Previously, they could inherit the ISA fund itself, but it would no longer be tax-free. As always with these announcements, though, the devil is in the detail, and this is no exception. Most importantly for clients, the mechanics of how this will be implemented will be quite straightforward. The surviving spouse will simply get an increased ISA allowance, and, happily, clients won't have to change their Wills in order for their spouse to benefit.
If an ISA holder's death occurs after 3 December 2014, their spouse/civil partner will get an ISA allowance equal in value to their deceased spouse's ISA fund to invest in their own ISA - on top of their own annual ISA limit. This extra allowance will be available to use from 6 April 2015.
The good news
It is the tax-free allowance which is transferable rather than the ISA itself, giving the surviving spouse greater control over their new investment. The survivor can choose to invest the funds in a Cash ISA, or in a Stocks and Shares ISA, or in a combination of these.
These changes shouldn't affect any estate planning already in place. ISA holders won't have to change their Wills for their spouses/civil partners to benefit, as it is the allowance which is transferred rather than the ISA itself. Otherwise, it would have proved untenable when a deceased's Will specified that assets were to be held on trust for their surviving spouse. But, given the flexibility of the new ISA transfer rules, the deceased's assets can be distributed under the terms of their existing Will with their spouse simply getting the benefit of the tax-free status of their ISA. The transferred allowance will remain tax-free in terms of income tax and capital gains tax within the ISA wrapper.
The bad news
The downside is that inheritance tax (IHT) may ultimately become payable on these ISA funds. When the ISA assets are inherited by the surviving spouse, initially the spousal exemption will apply. On the second death, however, 40% IHT could become payable on the 'double' ISA fund if the estate exceeds the available nil-rate band. (Up to £650,000 if there are two nil rate bands available on the second death.)
We think this is a really positive announcement. A number of our clients have accumulated substantial ISA funds over the years and the ability for a surviving spouse/civil partner to maintain the tax-efficient status is welcome and extremely practical. A lot of our clients rely on their ISA pots as a source of tax-free income so maintaining this at a time when pension income may be reduced on the death of a spouse/civil partner will be reassuring in many cases.
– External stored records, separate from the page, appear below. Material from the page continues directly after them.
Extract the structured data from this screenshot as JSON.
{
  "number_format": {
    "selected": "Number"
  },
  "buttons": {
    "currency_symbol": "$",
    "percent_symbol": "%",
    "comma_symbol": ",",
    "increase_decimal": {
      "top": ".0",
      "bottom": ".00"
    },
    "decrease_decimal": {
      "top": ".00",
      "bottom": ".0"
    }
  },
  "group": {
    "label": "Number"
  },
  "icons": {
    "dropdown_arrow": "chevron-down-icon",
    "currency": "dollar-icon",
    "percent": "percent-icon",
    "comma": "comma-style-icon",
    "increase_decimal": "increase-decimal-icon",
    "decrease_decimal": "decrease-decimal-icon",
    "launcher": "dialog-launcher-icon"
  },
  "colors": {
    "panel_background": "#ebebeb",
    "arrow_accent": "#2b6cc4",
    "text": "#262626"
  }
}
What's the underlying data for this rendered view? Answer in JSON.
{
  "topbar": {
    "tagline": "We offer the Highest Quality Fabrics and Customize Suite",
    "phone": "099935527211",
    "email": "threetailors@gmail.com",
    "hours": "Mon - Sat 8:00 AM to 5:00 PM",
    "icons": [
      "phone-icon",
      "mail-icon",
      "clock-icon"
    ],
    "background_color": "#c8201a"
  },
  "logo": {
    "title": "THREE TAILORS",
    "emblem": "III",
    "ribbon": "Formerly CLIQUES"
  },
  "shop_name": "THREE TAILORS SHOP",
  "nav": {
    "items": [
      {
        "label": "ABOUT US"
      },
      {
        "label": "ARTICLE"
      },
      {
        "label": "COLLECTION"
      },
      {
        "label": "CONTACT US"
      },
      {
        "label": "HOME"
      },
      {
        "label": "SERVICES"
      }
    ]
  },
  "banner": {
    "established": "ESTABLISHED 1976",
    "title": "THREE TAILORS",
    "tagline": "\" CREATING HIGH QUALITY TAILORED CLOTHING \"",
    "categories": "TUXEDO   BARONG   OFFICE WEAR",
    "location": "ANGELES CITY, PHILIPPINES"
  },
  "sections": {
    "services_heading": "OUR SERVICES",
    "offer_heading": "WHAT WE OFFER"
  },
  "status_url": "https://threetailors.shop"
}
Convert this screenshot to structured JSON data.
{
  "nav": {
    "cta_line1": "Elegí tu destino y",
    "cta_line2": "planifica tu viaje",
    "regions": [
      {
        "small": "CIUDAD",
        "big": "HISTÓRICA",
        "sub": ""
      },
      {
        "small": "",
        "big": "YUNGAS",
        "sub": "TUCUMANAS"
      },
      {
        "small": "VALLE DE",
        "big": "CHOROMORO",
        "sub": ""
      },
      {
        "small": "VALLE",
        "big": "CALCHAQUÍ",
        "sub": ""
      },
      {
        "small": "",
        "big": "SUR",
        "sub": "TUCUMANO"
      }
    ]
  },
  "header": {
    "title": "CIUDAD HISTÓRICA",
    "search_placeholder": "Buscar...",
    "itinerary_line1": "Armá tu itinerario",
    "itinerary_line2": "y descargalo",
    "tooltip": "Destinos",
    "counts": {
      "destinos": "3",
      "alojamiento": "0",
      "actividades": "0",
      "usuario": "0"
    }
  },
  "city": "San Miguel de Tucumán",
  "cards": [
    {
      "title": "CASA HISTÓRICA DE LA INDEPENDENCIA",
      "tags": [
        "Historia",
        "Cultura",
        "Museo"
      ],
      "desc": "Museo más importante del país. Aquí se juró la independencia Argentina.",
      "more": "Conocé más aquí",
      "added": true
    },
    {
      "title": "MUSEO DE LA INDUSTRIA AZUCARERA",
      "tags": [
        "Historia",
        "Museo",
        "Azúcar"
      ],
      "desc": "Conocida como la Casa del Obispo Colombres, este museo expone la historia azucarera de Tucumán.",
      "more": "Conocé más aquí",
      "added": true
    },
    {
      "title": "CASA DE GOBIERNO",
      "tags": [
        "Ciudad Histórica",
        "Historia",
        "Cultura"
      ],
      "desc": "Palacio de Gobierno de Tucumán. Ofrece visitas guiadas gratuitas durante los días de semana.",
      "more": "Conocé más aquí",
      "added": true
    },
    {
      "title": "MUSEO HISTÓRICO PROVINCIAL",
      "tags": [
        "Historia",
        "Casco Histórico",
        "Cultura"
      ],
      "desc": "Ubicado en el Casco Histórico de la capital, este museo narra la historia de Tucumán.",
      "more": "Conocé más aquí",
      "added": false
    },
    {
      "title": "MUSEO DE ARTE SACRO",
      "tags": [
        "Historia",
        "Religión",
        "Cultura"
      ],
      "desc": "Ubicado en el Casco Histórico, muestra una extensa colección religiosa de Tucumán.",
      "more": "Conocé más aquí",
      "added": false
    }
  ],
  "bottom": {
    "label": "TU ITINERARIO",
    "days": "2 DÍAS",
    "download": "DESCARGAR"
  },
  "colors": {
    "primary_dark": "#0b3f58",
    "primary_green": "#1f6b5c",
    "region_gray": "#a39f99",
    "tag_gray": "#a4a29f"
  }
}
If you need advice on your ISA, please contact our Wealth Management team.